### DIRECTIONS:
Drop the pictures from the entries below, then reproduce the rest exactly.

Start of PROVIDED MATERIAL

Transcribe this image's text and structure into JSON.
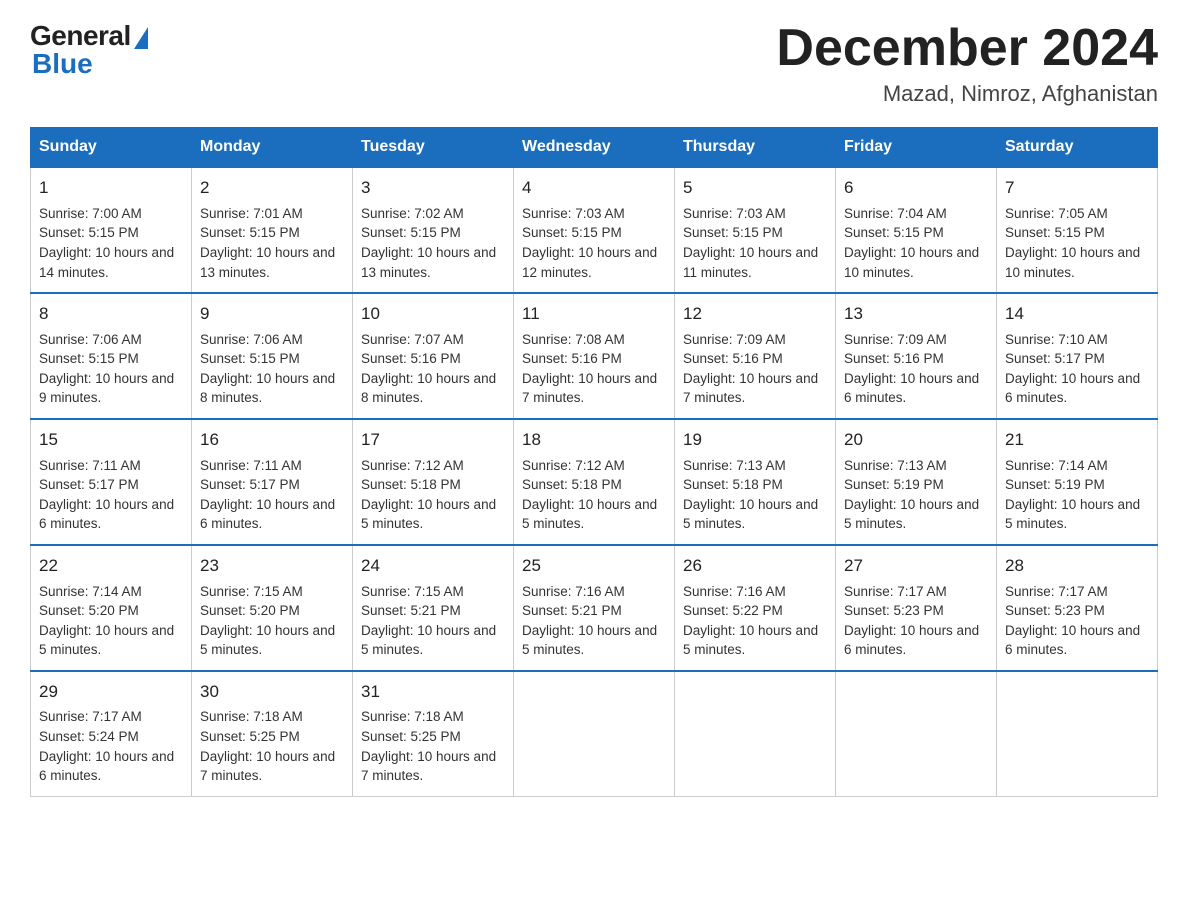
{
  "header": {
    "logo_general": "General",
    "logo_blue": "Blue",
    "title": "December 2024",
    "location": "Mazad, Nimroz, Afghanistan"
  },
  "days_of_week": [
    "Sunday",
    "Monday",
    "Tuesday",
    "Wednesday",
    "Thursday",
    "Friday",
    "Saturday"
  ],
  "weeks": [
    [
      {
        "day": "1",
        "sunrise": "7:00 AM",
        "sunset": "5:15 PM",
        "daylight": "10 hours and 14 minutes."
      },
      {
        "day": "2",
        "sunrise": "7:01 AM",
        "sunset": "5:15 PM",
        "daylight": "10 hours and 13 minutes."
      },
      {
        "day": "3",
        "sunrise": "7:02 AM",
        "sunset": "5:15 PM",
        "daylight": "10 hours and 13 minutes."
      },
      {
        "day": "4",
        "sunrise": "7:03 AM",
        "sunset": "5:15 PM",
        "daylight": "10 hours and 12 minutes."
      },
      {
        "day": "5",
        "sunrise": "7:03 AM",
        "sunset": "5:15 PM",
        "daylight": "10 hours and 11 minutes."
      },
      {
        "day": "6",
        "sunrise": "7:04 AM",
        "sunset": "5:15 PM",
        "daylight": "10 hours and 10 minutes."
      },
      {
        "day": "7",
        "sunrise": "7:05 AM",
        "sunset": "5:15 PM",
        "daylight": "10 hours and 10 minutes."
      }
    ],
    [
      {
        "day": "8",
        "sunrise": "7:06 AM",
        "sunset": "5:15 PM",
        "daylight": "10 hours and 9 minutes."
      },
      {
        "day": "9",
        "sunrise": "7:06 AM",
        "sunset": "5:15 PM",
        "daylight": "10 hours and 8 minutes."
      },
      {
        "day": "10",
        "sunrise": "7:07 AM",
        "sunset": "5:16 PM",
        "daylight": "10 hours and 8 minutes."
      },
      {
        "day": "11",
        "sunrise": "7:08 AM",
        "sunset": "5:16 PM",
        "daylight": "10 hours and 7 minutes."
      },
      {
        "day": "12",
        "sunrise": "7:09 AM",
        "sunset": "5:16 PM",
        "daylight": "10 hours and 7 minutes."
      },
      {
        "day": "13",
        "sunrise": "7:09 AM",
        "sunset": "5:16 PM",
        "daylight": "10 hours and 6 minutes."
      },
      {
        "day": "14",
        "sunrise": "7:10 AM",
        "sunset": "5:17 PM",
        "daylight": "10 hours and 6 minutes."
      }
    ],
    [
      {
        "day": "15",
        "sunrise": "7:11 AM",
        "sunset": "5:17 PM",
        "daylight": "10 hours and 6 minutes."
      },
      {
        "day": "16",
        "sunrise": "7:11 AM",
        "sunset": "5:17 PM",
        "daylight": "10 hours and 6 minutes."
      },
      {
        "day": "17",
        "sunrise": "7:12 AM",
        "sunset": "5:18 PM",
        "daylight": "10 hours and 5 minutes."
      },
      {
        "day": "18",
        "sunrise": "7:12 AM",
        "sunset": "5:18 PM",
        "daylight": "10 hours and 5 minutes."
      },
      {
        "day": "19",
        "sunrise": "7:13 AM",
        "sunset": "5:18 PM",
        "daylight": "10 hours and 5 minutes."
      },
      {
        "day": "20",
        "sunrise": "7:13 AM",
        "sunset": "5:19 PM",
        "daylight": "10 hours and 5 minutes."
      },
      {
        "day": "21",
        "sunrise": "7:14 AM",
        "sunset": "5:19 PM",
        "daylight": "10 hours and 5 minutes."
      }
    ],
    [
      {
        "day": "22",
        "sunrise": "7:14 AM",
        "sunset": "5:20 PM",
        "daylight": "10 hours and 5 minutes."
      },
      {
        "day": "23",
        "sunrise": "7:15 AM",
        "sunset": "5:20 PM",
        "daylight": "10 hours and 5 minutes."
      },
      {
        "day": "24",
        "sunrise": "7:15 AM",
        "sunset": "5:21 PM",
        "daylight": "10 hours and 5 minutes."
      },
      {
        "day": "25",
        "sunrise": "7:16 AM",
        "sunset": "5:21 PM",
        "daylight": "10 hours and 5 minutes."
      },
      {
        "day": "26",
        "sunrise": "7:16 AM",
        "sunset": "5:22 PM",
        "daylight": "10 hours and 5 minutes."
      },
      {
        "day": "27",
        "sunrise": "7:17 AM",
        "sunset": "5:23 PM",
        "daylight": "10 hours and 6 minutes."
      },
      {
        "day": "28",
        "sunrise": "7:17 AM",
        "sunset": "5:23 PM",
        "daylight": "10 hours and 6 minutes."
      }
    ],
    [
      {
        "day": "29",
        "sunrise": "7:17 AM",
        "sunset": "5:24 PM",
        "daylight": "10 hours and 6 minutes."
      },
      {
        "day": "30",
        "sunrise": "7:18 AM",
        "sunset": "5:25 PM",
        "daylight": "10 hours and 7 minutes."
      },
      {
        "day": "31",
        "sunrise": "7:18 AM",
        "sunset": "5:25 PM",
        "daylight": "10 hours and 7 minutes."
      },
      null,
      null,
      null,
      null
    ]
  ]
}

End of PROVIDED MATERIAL

### EXERCISE OUTPUT:
Transcribe this image's text and structure into JSON.
{
  "header": {
    "logo_general": "General",
    "logo_blue": "Blue",
    "title": "December 2024",
    "location": "Mazad, Nimroz, Afghanistan"
  },
  "days_of_week": [
    "Sunday",
    "Monday",
    "Tuesday",
    "Wednesday",
    "Thursday",
    "Friday",
    "Saturday"
  ],
  "weeks": [
    [
      {
        "day": "1",
        "sunrise": "7:00 AM",
        "sunset": "5:15 PM",
        "daylight": "10 hours and 14 minutes."
      },
      {
        "day": "2",
        "sunrise": "7:01 AM",
        "sunset": "5:15 PM",
        "daylight": "10 hours and 13 minutes."
      },
      {
        "day": "3",
        "sunrise": "7:02 AM",
        "sunset": "5:15 PM",
        "daylight": "10 hours and 13 minutes."
      },
      {
        "day": "4",
        "sunrise": "7:03 AM",
        "sunset": "5:15 PM",
        "daylight": "10 hours and 12 minutes."
      },
      {
        "day": "5",
        "sunrise": "7:03 AM",
        "sunset": "5:15 PM",
        "daylight": "10 hours and 11 minutes."
      },
      {
        "day": "6",
        "sunrise": "7:04 AM",
        "sunset": "5:15 PM",
        "daylight": "10 hours and 10 minutes."
      },
      {
        "day": "7",
        "sunrise": "7:05 AM",
        "sunset": "5:15 PM",
        "daylight": "10 hours and 10 minutes."
      }
    ],
    [
      {
        "day": "8",
        "sunrise": "7:06 AM",
        "sunset": "5:15 PM",
        "daylight": "10 hours and 9 minutes."
      },
      {
        "day": "9",
        "sunrise": "7:06 AM",
        "sunset": "5:15 PM",
        "daylight": "10 hours and 8 minutes."
      },
      {
        "day": "10",
        "sunrise": "7:07 AM",
        "sunset": "5:16 PM",
        "daylight": "10 hours and 8 minutes."
      },
      {
        "day": "11",
        "sunrise": "7:08 AM",
        "sunset": "5:16 PM",
        "daylight": "10 hours and 7 minutes."
      },
      {
        "day": "12",
        "sunrise": "7:09 AM",
        "sunset": "5:16 PM",
        "daylight": "10 hours and 7 minutes."
      },
      {
        "day": "13",
        "sunrise": "7:09 AM",
        "sunset": "5:16 PM",
        "daylight": "10 hours and 6 minutes."
      },
      {
        "day": "14",
        "sunrise": "7:10 AM",
        "sunset": "5:17 PM",
        "daylight": "10 hours and 6 minutes."
      }
    ],
    [
      {
        "day": "15",
        "sunrise": "7:11 AM",
        "sunset": "5:17 PM",
        "daylight": "10 hours and 6 minutes."
      },
      {
        "day": "16",
        "sunrise": "7:11 AM",
        "sunset": "5:17 PM",
        "daylight": "10 hours and 6 minutes."
      },
      {
        "day": "17",
        "sunrise": "7:12 AM",
        "sunset": "5:18 PM",
        "daylight": "10 hours and 5 minutes."
      },
      {
        "day": "18",
        "sunrise": "7:12 AM",
        "sunset": "5:18 PM",
        "daylight": "10 hours and 5 minutes."
      },
      {
        "day": "19",
        "sunrise": "7:13 AM",
        "sunset": "5:18 PM",
        "daylight": "10 hours and 5 minutes."
      },
      {
        "day": "20",
        "sunrise": "7:13 AM",
        "sunset": "5:19 PM",
        "daylight": "10 hours and 5 minutes."
      },
      {
        "day": "21",
        "sunrise": "7:14 AM",
        "sunset": "5:19 PM",
        "daylight": "10 hours and 5 minutes."
      }
    ],
    [
      {
        "day": "22",
        "sunrise": "7:14 AM",
        "sunset": "5:20 PM",
        "daylight": "10 hours and 5 minutes."
      },
      {
        "day": "23",
        "sunrise": "7:15 AM",
        "sunset": "5:20 PM",
        "daylight": "10 hours and 5 minutes."
      },
      {
        "day": "24",
        "sunrise": "7:15 AM",
        "sunset": "5:21 PM",
        "daylight": "10 hours and 5 minutes."
      },
      {
        "day": "25",
        "sunrise": "7:16 AM",
        "sunset": "5:21 PM",
        "daylight": "10 hours and 5 minutes."
      },
      {
        "day": "26",
        "sunrise": "7:16 AM",
        "sunset": "5:22 PM",
        "daylight": "10 hours and 5 minutes."
      },
      {
        "day": "27",
        "sunrise": "7:17 AM",
        "sunset": "5:23 PM",
        "daylight": "10 hours and 6 minutes."
      },
      {
        "day": "28",
        "sunrise": "7:17 AM",
        "sunset": "5:23 PM",
        "daylight": "10 hours and 6 minutes."
      }
    ],
    [
      {
        "day": "29",
        "sunrise": "7:17 AM",
        "sunset": "5:24 PM",
        "daylight": "10 hours and 6 minutes."
      },
      {
        "day": "30",
        "sunrise": "7:18 AM",
        "sunset": "5:25 PM",
        "daylight": "10 hours and 7 minutes."
      },
      {
        "day": "31",
        "sunrise": "7:18 AM",
        "sunset": "5:25 PM",
        "daylight": "10 hours and 7 minutes."
      },
      null,
      null,
      null,
      null
    ]
  ]
}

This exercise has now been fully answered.